Central banks ending era of clear promises, return to 'artful' policy

Mon Jul 7, 2014 1:07am EDT
Email This Article |
Share This Article
  • Facebook
  • LinkedIn
  • Twitter
| Print This Article | Single Page
[-] Text [+]

By Jonathan Spicer and Leika Kihara

NEW YORK/TOKYO (Reuters) - The world's major central banks are returning to a more opaque and artful approach to policymaking, ending a crisis-era experiment with explicit promises that they found risked their credibility and did not substitute for action.

From Washington to London to Tokyo, the global shift from transparency to flexibility underscores the challenges central bankers face as they test the limits of what monetary policy can achieve.

The return to a more traditional policymaking approach and nuanced statements will challenge the communication skills of central bankers who have been chastened in the last year after some too-specific messages confused and disrupted financial markets.

Complicating things on the world stage, the U.S. Federal Reserve and the Bank of England are looking to telegraph plans and conditions for raising interest rates, while the European Central Bank and the Bank of Japan are heading the other way.

"Central banking used to be an art," said a senior official of a G7 central bank. "It became less so once, globally, but with what's happened at the Fed and the BoE, it may be back to being an art."

Both the Fed and BoE had promised to hold interest rates near zero until their jobless rates had fallen to a particular level. However, unemployment in the United States and Britain fell much more quickly than economists expected and both central banks scrambled to replace their suddenly outdated "forward guidance".

"Too much transparency may sometimes be counter-productive. The balance is always tricky," the official said, requesting anonymity.

The plan had been novel. After driving short-term borrowing costs to historical lows to battle the 2007-2009 financial crisis and deep recessions, western central banks began offering pledges on the future rate path in an attempt to pull down long-term borrowing costs for automobiles, homes and business expansion.   Continued...
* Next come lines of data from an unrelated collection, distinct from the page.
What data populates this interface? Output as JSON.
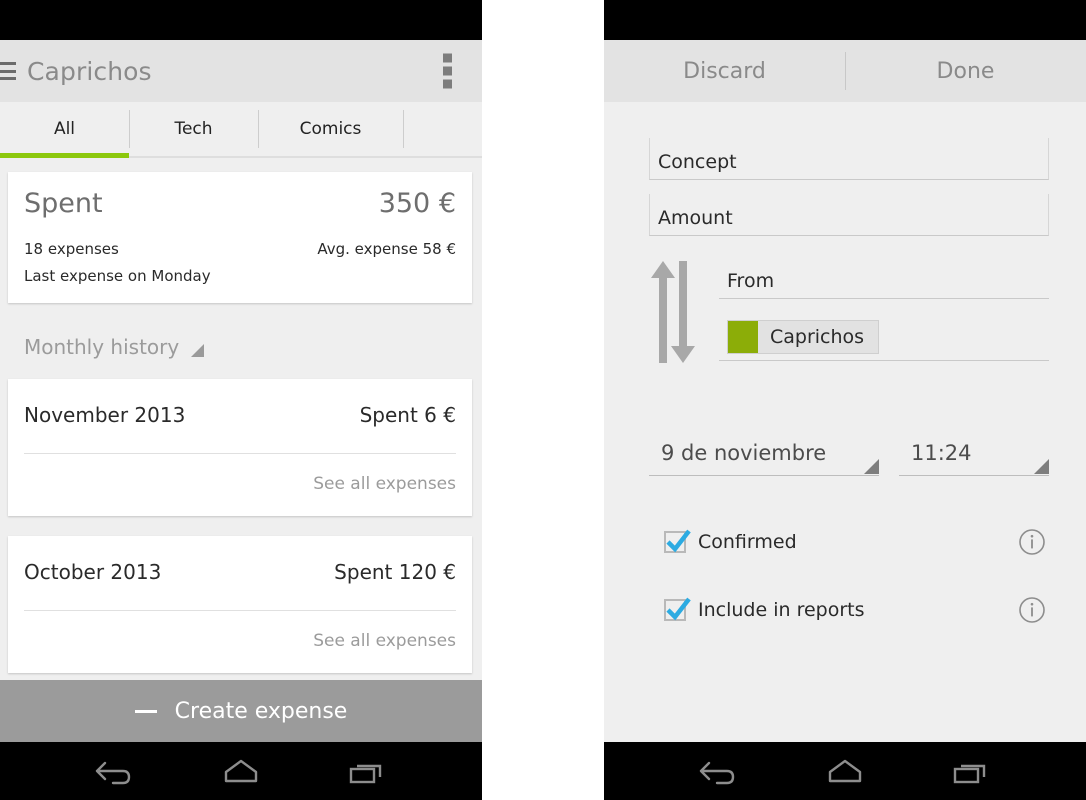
{
  "colors": {
    "accent_green": "#8cc80d",
    "category_swatch": "#8cad08",
    "checkbox_check": "#2cabe2",
    "panel_bg": "#efefef",
    "bar_bg": "#e3e3e3",
    "create_bar_bg": "#9b9b9b",
    "card_bg": "#ffffff",
    "status_bar": "#000000"
  },
  "left_phone": {
    "action_bar": {
      "menu_icon": "hamburger-icon",
      "title": "Caprichos",
      "overflow_icon": "overflow-menu-icon"
    },
    "tabs": [
      {
        "label": "All",
        "selected": true
      },
      {
        "label": "Tech",
        "selected": false
      },
      {
        "label": "Comics",
        "selected": false
      }
    ],
    "summary_card": {
      "label": "Spent",
      "amount": "350 €",
      "expense_count": "18 expenses",
      "average": "Avg. expense 58 €",
      "last_expense": "Last expense on Monday"
    },
    "section": {
      "title": "Monthly history",
      "spinner_icon": "spinner-triangle-icon"
    },
    "months": [
      {
        "name": "November 2013",
        "spent": "Spent 6 €",
        "link": "See all expenses"
      },
      {
        "name": "October 2013",
        "spent": "Spent 120 €",
        "link": "See all expenses"
      }
    ],
    "create_bar": {
      "icon": "minus-icon",
      "label": "Create expense"
    }
  },
  "right_phone": {
    "action_bar": {
      "discard": "Discard",
      "done": "Done"
    },
    "form": {
      "concept": {
        "value": "Concept"
      },
      "amount": {
        "value": "Amount"
      },
      "from": {
        "value": "From"
      },
      "swap_icon": "swap-vertical-arrows-icon",
      "category": {
        "swatch_icon": "color-swatch-icon",
        "name": "Caprichos"
      },
      "date": {
        "value": "9 de noviembre",
        "icon": "spinner-triangle-icon"
      },
      "time": {
        "value": "11:24",
        "icon": "spinner-triangle-icon"
      },
      "checkboxes": [
        {
          "label": "Confirmed",
          "checked": true,
          "info_icon": "info-icon"
        },
        {
          "label": "Include in reports",
          "checked": true,
          "info_icon": "info-icon"
        }
      ]
    }
  },
  "navbar": {
    "back": "back-icon",
    "home": "home-icon",
    "recents": "recents-icon"
  }
}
Morning commuters drive past the Federal Reserve Bank building in Washington March 18, 2009.  REUTERS/Jonathan Ernst